29 June 2014

Road Closed

A few Sundays ago after playing the service at the Lutheran church I had a "what's wrong with Holly Springs" conversation with two church members -- a "white" married couple I'll call Larry and Karen -- and the minister. Larry and Karen are highly civic-minded and active in the community. Larry holds political office and Karen serves on lots of committees.

Larry complained that the problem is "them" -- meaning the "black" members of the community. "Everybody's agreeable enough but when it comes to time to show up or donate money, you can't find 'em," he said.

"You look at the Farmer's Market down in Oxford. It's a big success. Everybody comes out and the farmer's make money. But here, you never see a black face at...." His wife, a member of the group that organizes the Holly Springs Farmer's Market, quickly but gently interrupted. "Our Farmer's Market is about 50/50..."

"Well, I'm just sayin'...." he added. "They come out for Bikers and Blues but that's about all and they won't help with the planning for that. And, of course, none of the white people come out to that because there's so many black people there.

"And I know people are struggling economically but you can't rebuild a town with only the whites covering the cost of things."

He was quite worked up. I was feeling the same way. "I hear what you're saying. And it reminds me of conversations I've had with some black residents except when they say 'them', they're talking about white residents and they have a different set of criticisms." Karen blushed and Larry wore an expression of angry disbelief.

"Speaking as the perennial outsider," I added, "I think the "Us and Them" framing is one of Holly Springs' biggest problems. It keeps the community suspicious and divided."

The minister smiled and commenced a story about a white guy he knew once whose life was saved by a blood transfusion administered by a black physician. "We're all the same color in God's eyes," he said. "He sent his son to die for all of us."

There is a high Wall around this place that has stood and will stand for a long time. Like people everywhere, the residents of Holly Springs are imprisoned by their beliefs and the opinions that spring from these beliefs.

Whites believe Blacks are disinterested free-loaders. Blacks believe Whites have all the money. Black college staff and faculty believe black townies are uneducated ne'er-do-wells. Church-goers of all colors believe non-churched local residents are pathetic and uninformed and see themselves as under siege by a non-churched (in their opinion) majority of the U.S. These beliefs inform every decision and choice they make.

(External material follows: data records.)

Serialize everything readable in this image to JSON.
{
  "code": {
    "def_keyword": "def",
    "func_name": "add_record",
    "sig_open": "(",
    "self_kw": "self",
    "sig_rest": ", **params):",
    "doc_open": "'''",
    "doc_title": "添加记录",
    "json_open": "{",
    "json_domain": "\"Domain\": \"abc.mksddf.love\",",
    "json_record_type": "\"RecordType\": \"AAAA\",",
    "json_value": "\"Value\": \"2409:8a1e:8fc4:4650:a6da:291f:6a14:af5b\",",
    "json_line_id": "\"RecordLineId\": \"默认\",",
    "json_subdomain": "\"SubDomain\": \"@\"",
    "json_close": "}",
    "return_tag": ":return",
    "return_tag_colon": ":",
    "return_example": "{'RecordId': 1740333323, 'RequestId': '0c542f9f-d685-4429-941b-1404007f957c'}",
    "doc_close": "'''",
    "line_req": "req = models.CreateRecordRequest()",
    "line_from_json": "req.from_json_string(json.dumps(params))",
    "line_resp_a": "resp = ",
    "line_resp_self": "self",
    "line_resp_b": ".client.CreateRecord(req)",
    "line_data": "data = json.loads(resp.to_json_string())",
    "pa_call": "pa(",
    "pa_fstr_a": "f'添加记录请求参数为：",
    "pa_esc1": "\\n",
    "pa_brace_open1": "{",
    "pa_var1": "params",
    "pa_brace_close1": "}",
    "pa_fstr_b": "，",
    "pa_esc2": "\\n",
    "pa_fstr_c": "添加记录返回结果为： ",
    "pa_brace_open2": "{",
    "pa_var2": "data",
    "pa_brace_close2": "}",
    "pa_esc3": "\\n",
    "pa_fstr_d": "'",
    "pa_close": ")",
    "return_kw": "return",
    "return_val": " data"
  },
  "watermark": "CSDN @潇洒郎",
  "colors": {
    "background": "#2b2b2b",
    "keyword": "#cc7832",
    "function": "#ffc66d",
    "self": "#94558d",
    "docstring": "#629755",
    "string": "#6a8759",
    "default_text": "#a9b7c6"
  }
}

And there is no convincing them otherwise.

Just like people everywhere. Their minds are on lock-down and closed to new ideas.

The conversation with Larry, Karen and the minister went nowhere. Most conversations I've had here over the past 22 months have gone nowhere. A closed mind is the bane of this sojourner's existence, a ring of Hell. A closed road. When I'm driving my car and I see a "Road Closed" sign, I understand there is no passage, that I risk damage and injury to self if I disregard the sign.

I back it up and choose another road.